Poignancy is part unresolved tragedy and part new-found tenderness for the child and young adult we once were. Poignancy sometimes contains regret that we weren’t wiser while there was still time to change. And poignancy is facing a helplessness we once endured in circumstances we could not influence. It is realizing we did what had to be done when there was no time for examination, no other options. Poignant memories can include gratitude for the things that could have gone wrong but didn’t, for the hands that did reach out, for the voices that did speak, encourage, redirect, for the eyes that acknowledged our lives, our suffering, and our accomplishments.
Poignancy is also part nostalgia for the sweetness of life. Sometimes a memory is so sweet that it hurts. Poignancy is part sadness for the passing of life. So many good years. So many happy memories. A lot to lose. Our loved ones will go forward into a future we will not share…
Poignancy is not a word that lends itself to acronyms and the shorthand of text messaging. It is not a word to be spoken in haste or understood in casual conversation. It does not reveal itself along with heart rate and blood pressure during a fifteen minute office visit. Poignancy is not a word for the young. Its meaning evolves with time. It requires experience informed by living long, suffering, and enduring. It is a courageous word.

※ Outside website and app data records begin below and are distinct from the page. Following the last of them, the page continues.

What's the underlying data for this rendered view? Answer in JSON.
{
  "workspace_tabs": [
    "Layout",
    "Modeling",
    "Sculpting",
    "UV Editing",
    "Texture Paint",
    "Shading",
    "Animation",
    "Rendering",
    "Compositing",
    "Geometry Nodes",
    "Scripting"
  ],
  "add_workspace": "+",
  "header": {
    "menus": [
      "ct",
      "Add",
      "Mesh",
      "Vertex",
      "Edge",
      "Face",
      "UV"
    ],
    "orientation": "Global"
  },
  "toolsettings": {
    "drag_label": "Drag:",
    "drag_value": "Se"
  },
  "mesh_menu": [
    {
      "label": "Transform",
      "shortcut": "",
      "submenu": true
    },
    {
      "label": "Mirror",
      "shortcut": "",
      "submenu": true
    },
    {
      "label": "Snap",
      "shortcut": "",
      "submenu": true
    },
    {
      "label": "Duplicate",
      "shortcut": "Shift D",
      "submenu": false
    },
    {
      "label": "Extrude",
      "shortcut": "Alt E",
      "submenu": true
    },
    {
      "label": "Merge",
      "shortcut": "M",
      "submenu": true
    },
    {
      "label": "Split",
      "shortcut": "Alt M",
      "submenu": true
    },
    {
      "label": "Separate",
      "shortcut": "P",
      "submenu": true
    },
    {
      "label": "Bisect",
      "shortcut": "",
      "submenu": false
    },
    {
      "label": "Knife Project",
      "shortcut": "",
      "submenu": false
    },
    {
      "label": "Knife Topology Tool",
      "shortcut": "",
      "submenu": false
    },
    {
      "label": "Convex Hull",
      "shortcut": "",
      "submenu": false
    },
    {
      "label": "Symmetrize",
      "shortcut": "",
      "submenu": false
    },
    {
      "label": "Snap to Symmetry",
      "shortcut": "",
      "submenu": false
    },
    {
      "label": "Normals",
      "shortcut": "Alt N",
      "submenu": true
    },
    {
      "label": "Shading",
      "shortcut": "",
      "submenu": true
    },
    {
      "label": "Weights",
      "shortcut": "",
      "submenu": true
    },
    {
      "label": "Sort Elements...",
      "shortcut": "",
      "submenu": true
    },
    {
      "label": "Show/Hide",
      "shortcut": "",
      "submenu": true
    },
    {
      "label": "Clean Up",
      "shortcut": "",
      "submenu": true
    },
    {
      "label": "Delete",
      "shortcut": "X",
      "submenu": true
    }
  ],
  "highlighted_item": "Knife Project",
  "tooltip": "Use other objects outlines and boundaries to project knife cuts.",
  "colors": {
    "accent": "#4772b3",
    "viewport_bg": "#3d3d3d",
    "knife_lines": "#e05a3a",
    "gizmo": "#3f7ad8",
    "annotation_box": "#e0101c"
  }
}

Sometimes people pass through Hell on their way to Heaven. Maybe that is how God knows the weary from the wicked, and the self-examined from the self-absorbed. I hope there is a special entrance for all of the humble, good people who drift to heaven on a sea of tears.